OCB is present in all 27 Brazilian states through its regional offices. OCB offers assistance to its members and promotes their services and products to access markets. OCB is also engaged in international cooperation projects in Botswana and Mozambique.
What are the main activities of OCB?OCB is trying to assist the cooperatives to invest in innovation. We are starting a project where we will create a committee where the cases of success on dealing with the new market tendencies will help cooperatives in difficulty to chance their management and performance. Transportation cooperatives have faced challenges in adapting themselves to new practices in public transportation. Last year, we organized an international mission to inspire the cooperative leaders to innovate in their cooperatives. We have been closely assisting this group of cooperatives to encourage them to reformulate the way they offer their services.
How do you see the challenges and opportunities for the Brazilian cooperative movement?Brazilian cooperatives generate social and economic development in Brazil. They play a critical role in achieving food security, being responsible for 48 per cent of the agricultural production in the country. They are also important for financial inclusion. There are more than 100 cities and villages where the only financial services provider is a cooperative. As a developing economy, Brazil continues to depend on cooperatives to achieve sustainable development. On the other hand, cooperatives are still not well understood by the government. There is a situation of double taxation for some types of cooperatives. The legal environment can be further improved to guarantee adequate treatment to the cooperative businesses in the country.

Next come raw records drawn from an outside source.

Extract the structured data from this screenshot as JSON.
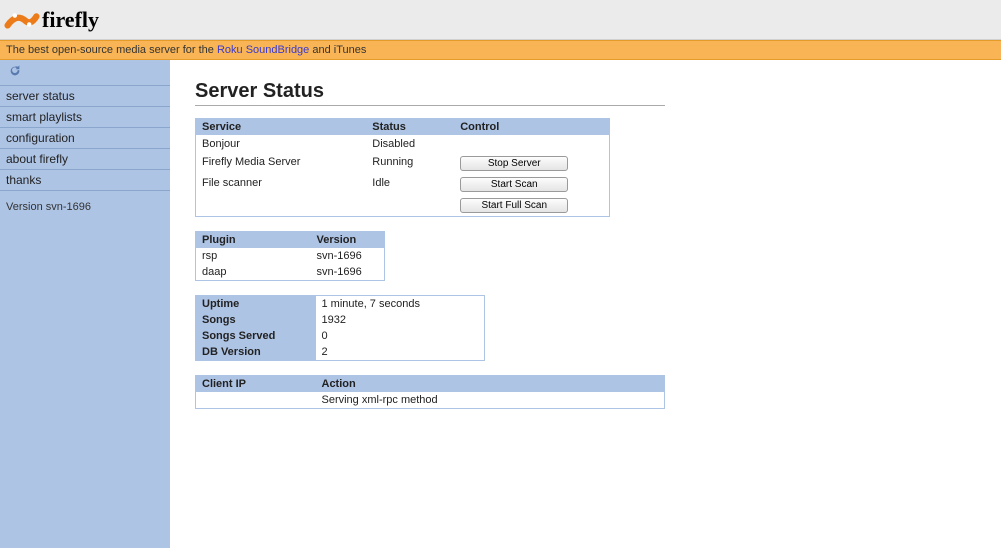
{
  "logo_text": "firefly",
  "tagline_prefix": "The best open-source media server for the ",
  "tagline_link": "Roku SoundBridge",
  "tagline_suffix": " and iTunes",
  "nav": [
    "server status",
    "smart playlists",
    "configuration",
    "about firefly",
    "thanks"
  ],
  "version": "Version svn-1696",
  "page_title": "Server Status",
  "services": {
    "headers": [
      "Service",
      "Status",
      "Control"
    ],
    "rows": [
      {
        "name": "Bonjour",
        "status": "Disabled",
        "buttons": []
      },
      {
        "name": "Firefly Media Server",
        "status": "Running",
        "buttons": [
          "Stop Server"
        ]
      },
      {
        "name": "File scanner",
        "status": "Idle",
        "buttons": [
          "Start Scan",
          "Start Full Scan"
        ]
      }
    ]
  },
  "plugins": {
    "headers": [
      "Plugin",
      "Version"
    ],
    "rows": [
      {
        "name": "rsp",
        "ver": "svn-1696"
      },
      {
        "name": "daap",
        "ver": "svn-1696"
      }
    ]
  },
  "stats": [
    {
      "label": "Uptime",
      "value": "1 minute, 7 seconds"
    },
    {
      "label": "Songs",
      "value": "1932"
    },
    {
      "label": "Songs Served",
      "value": "0"
    },
    {
      "label": "DB Version",
      "value": "2"
    }
  ],
  "clients": {
    "headers": [
      "Client IP",
      "Action"
    ],
    "rows": [
      {
        "ip": "",
        "action": "Serving xml-rpc method"
      }
    ]
  }
}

Spotlight interviews with cooperators is a series of interviews with cooperative leaders around the world, whom ILO officials have encountered in the course of their work with cooperatives. This article does not constitute an endorsement by the ILO.